**Required work**: Would you please copy every line from the records that contains the word "screenshot"?

**Data entries**:
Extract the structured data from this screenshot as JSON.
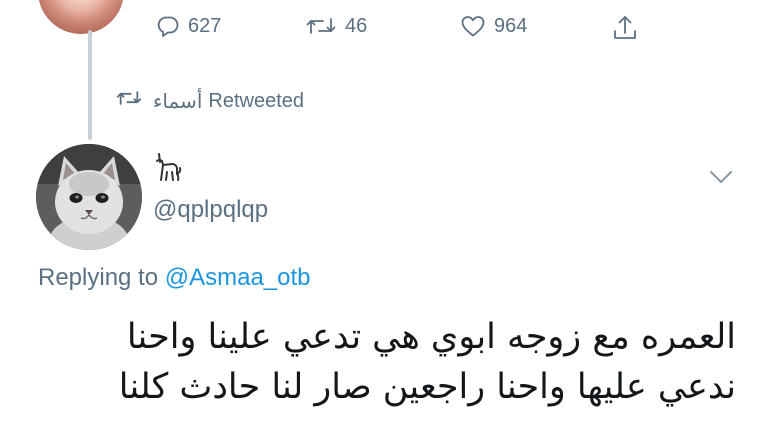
{
  "tweet_actions": {
    "replies_count": "627",
    "retweets_count": "46",
    "likes_count": "964",
    "icons": {
      "reply": "reply-bubble-icon",
      "retweet": "retweet-icon",
      "like": "heart-icon",
      "share": "share-icon"
    }
  },
  "retweet_banner": {
    "retweeter_name": "أسماء",
    "label": "Retweeted",
    "icon": "retweet-icon"
  },
  "author": {
    "handle": "@qplpqlqp",
    "avatar_icon": "cat-avatar",
    "name_icon": "cat-glyph-icon"
  },
  "reply_context": {
    "prefix": "Replying to",
    "mention": "@Asmaa_otb"
  },
  "tweet_body": {
    "lines": [
      "العمره مع زوجه ابوي هي تدعي علينا واحنا",
      "ندعي عليها واحنا راجعين صار لنا حادث كلنا"
    ]
  },
  "colors": {
    "secondary_text": "#5b7083",
    "link": "#1b95e0",
    "primary_text": "#14171a",
    "thread_line": "#c9cfd6"
  }
}
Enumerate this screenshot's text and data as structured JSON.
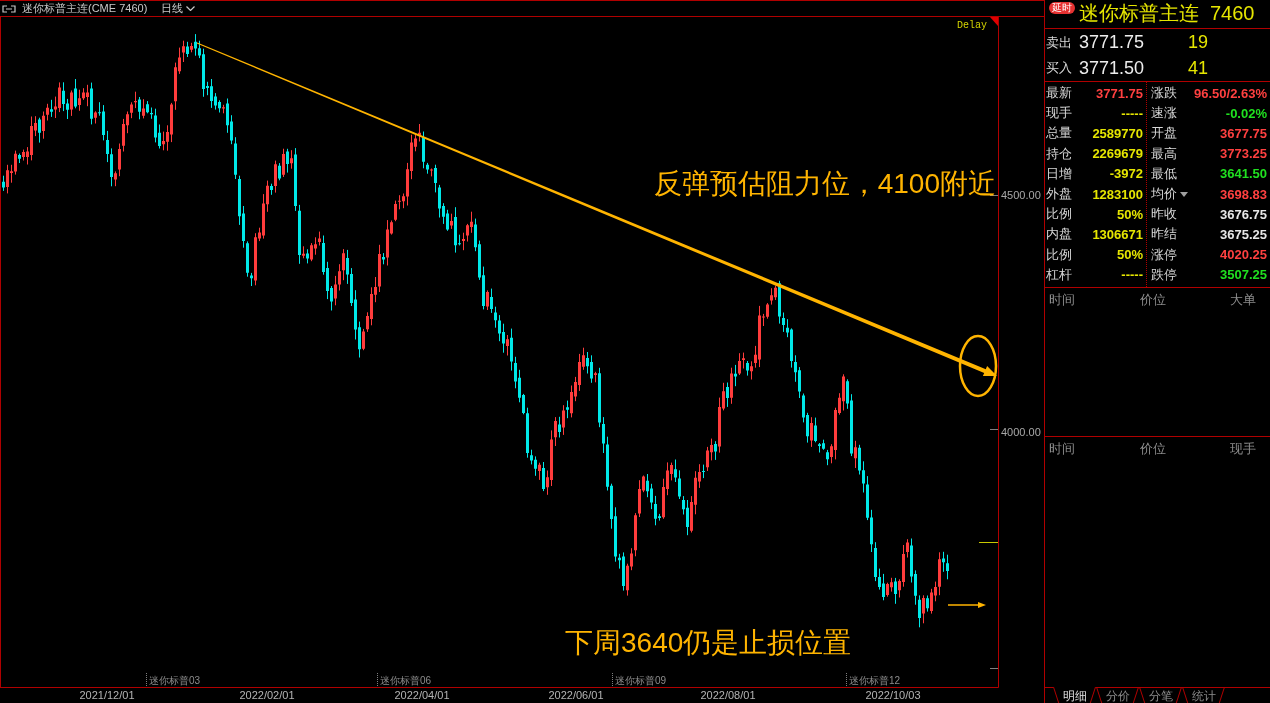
{
  "chart_header": {
    "title": "迷你标普主连(CME 7460)",
    "period": "日线"
  },
  "chart": {
    "status": "Delay",
    "y_axis": [
      "4500.00",
      "4000.00"
    ],
    "annotations": [
      "反弹预估阻力位，4100附近",
      "下周3640仍是止损位置"
    ],
    "contracts": [
      "迷你标普03",
      "迷你标普06",
      "迷你标普09",
      "迷你标普12"
    ],
    "x_axis": [
      "2021/12/01",
      "2022/02/01",
      "2022/04/01",
      "2022/06/01",
      "2022/08/01",
      "2022/10/03"
    ]
  },
  "quote": {
    "badge": "延时",
    "name": "迷你标普主连",
    "code": "7460",
    "order_book": [
      {
        "label": "卖出",
        "price": "3771.75",
        "volume": "19"
      },
      {
        "label": "买入",
        "price": "3771.50",
        "volume": "41"
      }
    ],
    "stats_left": [
      {
        "label": "最新",
        "value": "3771.75",
        "color": "#ff4040"
      },
      {
        "label": "现手",
        "value": "-----",
        "color": "#e6e600"
      },
      {
        "label": "总量",
        "value": "2589770",
        "color": "#e6e600"
      },
      {
        "label": "持仓",
        "value": "2269679",
        "color": "#e6e600"
      },
      {
        "label": "日增",
        "value": "-3972",
        "color": "#e6e600"
      },
      {
        "label": "外盘",
        "value": "1283100",
        "color": "#e6e600"
      },
      {
        "label": "比例",
        "value": "50%",
        "color": "#e6e600"
      },
      {
        "label": "内盘",
        "value": "1306671",
        "color": "#e6e600"
      },
      {
        "label": "比例",
        "value": "50%",
        "color": "#e6e600"
      },
      {
        "label": "杠杆",
        "value": "-----",
        "color": "#e6e600"
      }
    ],
    "stats_right": [
      {
        "label": "涨跌",
        "value": "96.50/2.63%",
        "color": "#ff4040",
        "dropdown": false
      },
      {
        "label": "速涨",
        "value": "-0.02%",
        "color": "#20e020",
        "dropdown": false
      },
      {
        "label": "开盘",
        "value": "3677.75",
        "color": "#ff4040",
        "dropdown": false
      },
      {
        "label": "最高",
        "value": "3773.25",
        "color": "#ff4040",
        "dropdown": false
      },
      {
        "label": "最低",
        "value": "3641.50",
        "color": "#20e020",
        "dropdown": false
      },
      {
        "label": "均价",
        "value": "3698.83",
        "color": "#ff4040",
        "dropdown": true
      },
      {
        "label": "昨收",
        "value": "3676.75",
        "color": "#e6e6e6",
        "dropdown": false
      },
      {
        "label": "昨结",
        "value": "3675.25",
        "color": "#e6e6e6",
        "dropdown": false
      },
      {
        "label": "涨停",
        "value": "4020.25",
        "color": "#ff4040",
        "dropdown": false
      },
      {
        "label": "跌停",
        "value": "3507.25",
        "color": "#20e020",
        "dropdown": false
      }
    ],
    "trade_lists": [
      {
        "columns": [
          "时间",
          "价位",
          "大单"
        ]
      },
      {
        "columns": [
          "时间",
          "价位",
          "现手"
        ]
      }
    ],
    "tabs": [
      {
        "label": "明细",
        "selected": true
      },
      {
        "label": "分价",
        "selected": false
      },
      {
        "label": "分笔",
        "selected": false
      },
      {
        "label": "统计",
        "selected": false
      }
    ]
  }
}
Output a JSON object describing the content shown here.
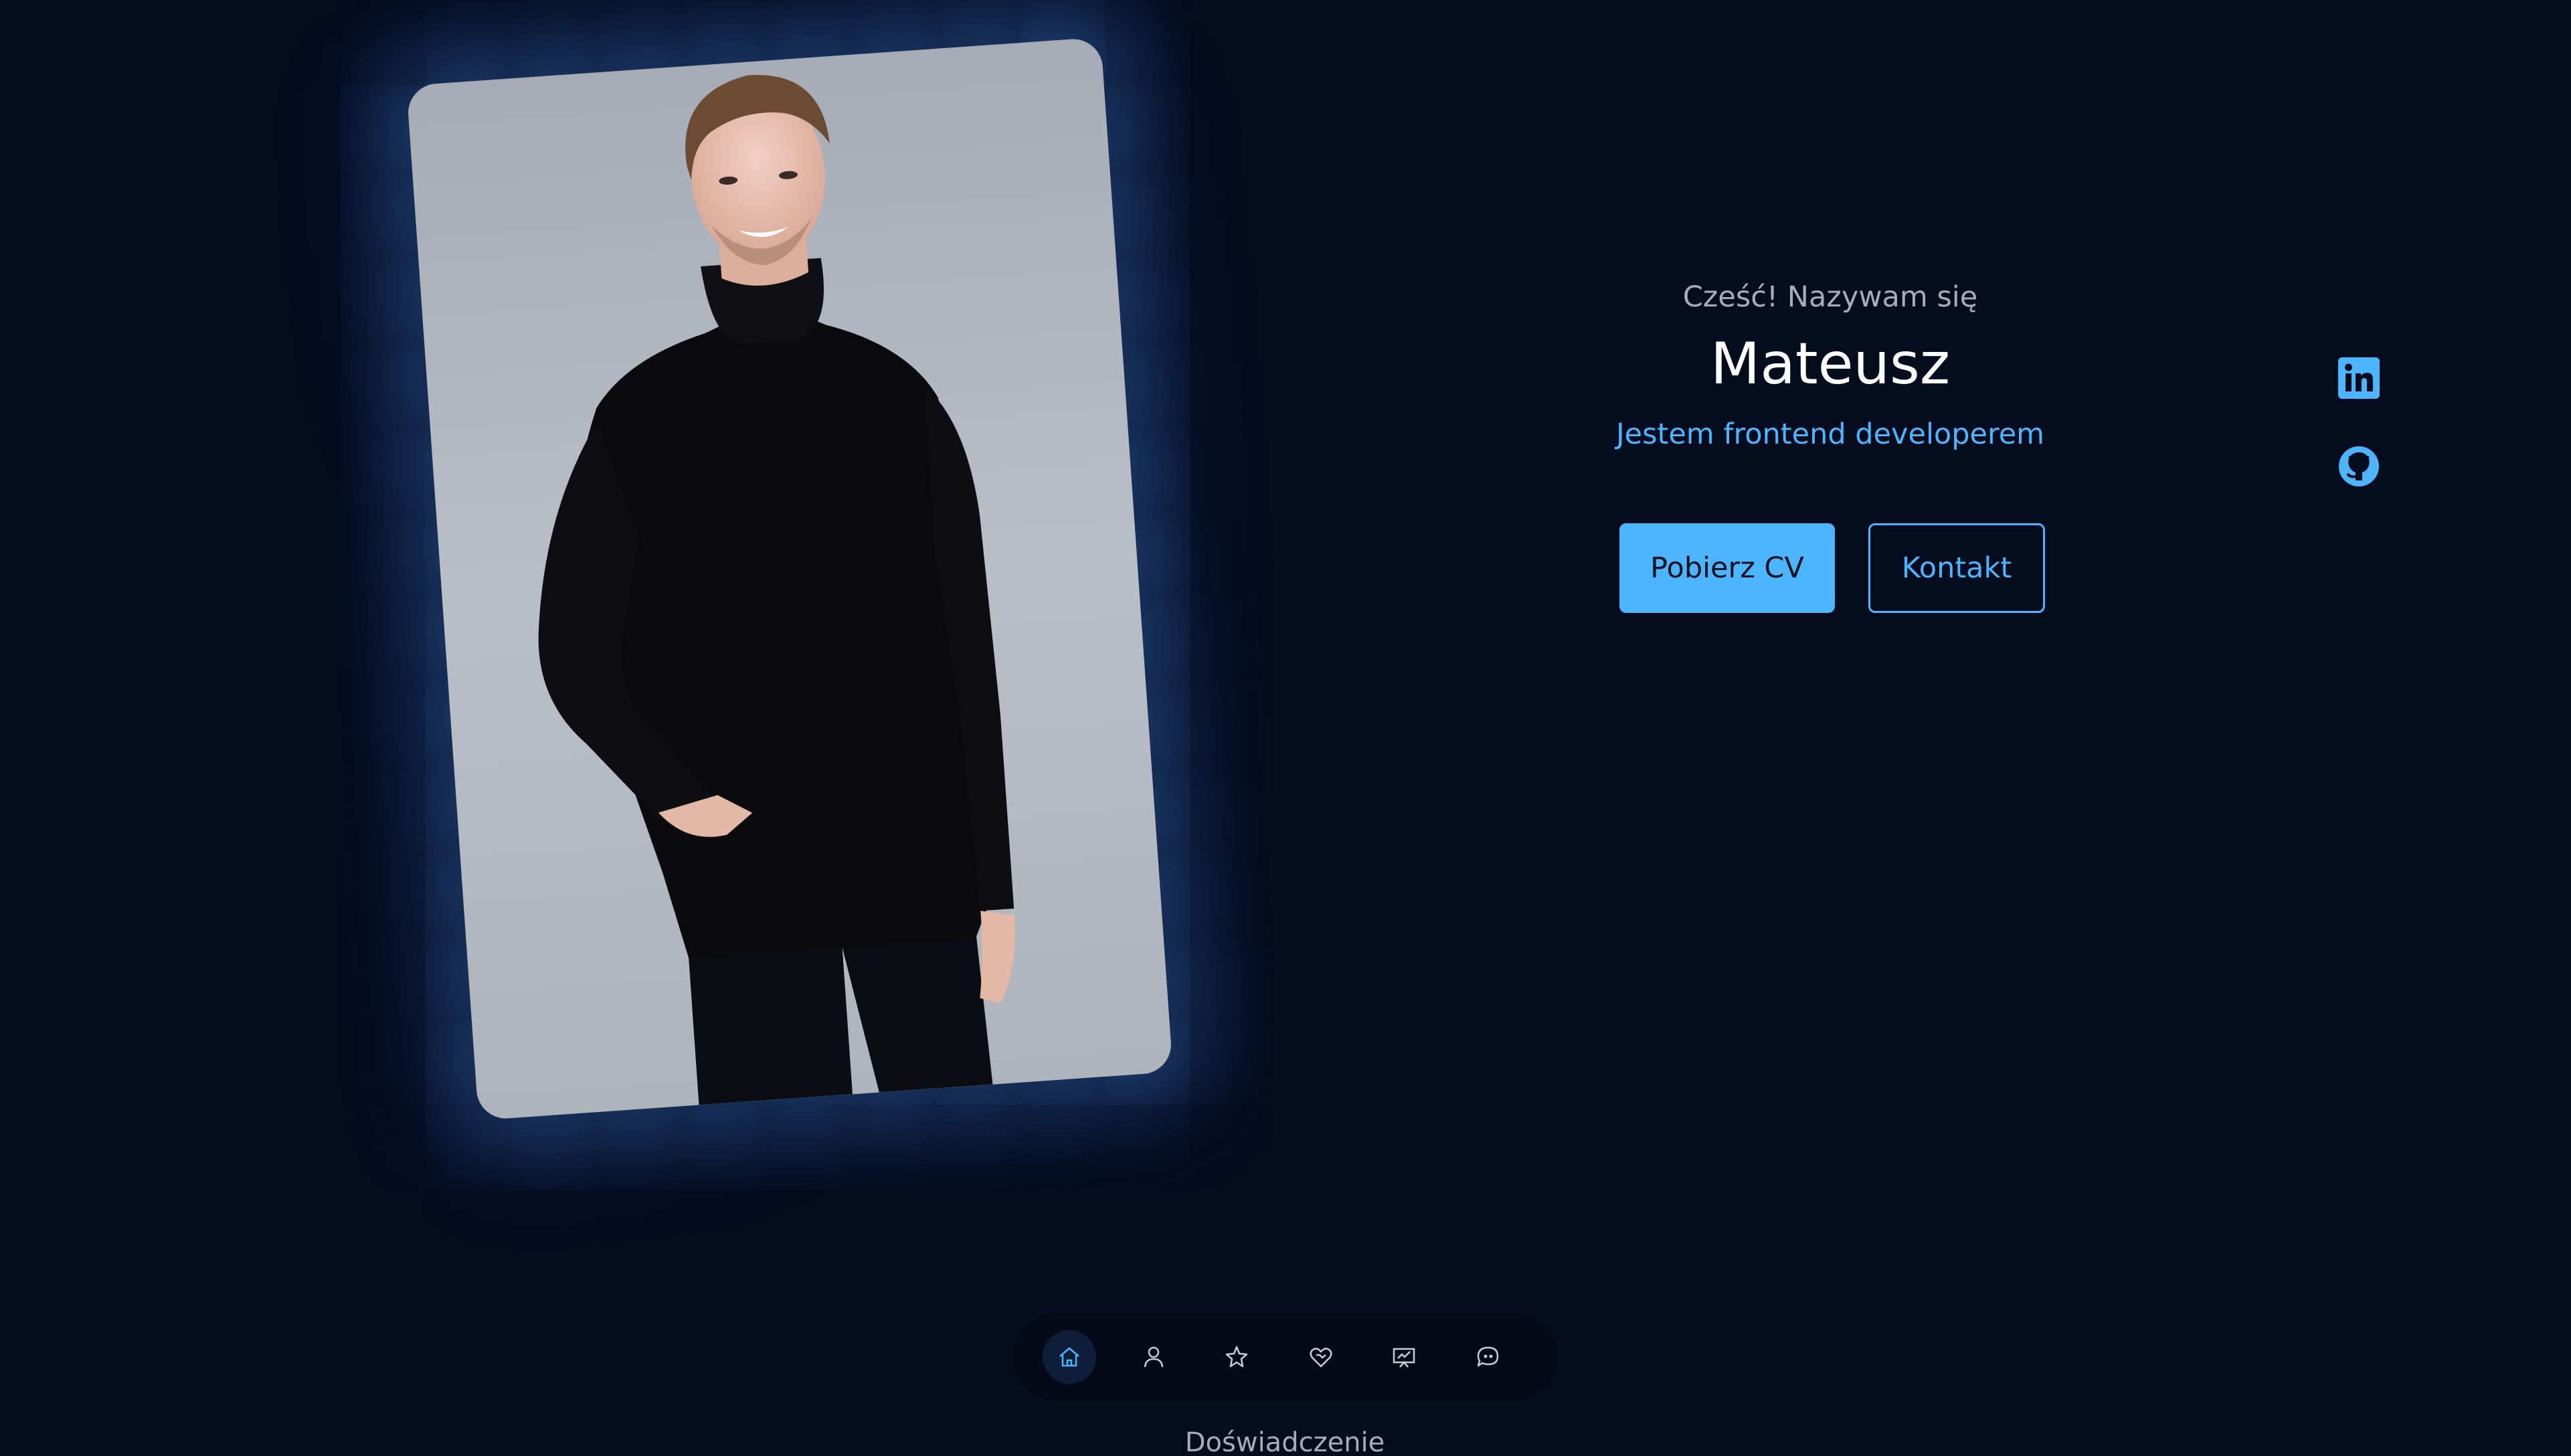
{
  "intro": {
    "greeting": "Cześć! Nazywam się",
    "name": "Mateusz",
    "role": "Jestem frontend developerem"
  },
  "actions": {
    "download_cv": "Pobierz CV",
    "contact": "Kontakt"
  },
  "social": [
    {
      "icon": "linkedin-icon"
    },
    {
      "icon": "github-icon"
    }
  ],
  "nav": {
    "items": [
      {
        "icon": "home-icon",
        "active": true
      },
      {
        "icon": "user-icon",
        "active": false
      },
      {
        "icon": "star-icon",
        "active": false
      },
      {
        "icon": "handshake-heart-icon",
        "active": false
      },
      {
        "icon": "presentation-icon",
        "active": false
      },
      {
        "icon": "chat-quote-icon",
        "active": false
      }
    ]
  },
  "next_section": {
    "heading_peek": "Doświadczenie"
  },
  "colors": {
    "background": "#050c1e",
    "accent": "#4db5ff",
    "text_primary": "#ffffff",
    "text_muted": "#a8acb6"
  }
}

**Result of the exercise**:
Extract the structured data from this screenshot as JSON.
Enumerate this screenshot's text and data as structured JSON.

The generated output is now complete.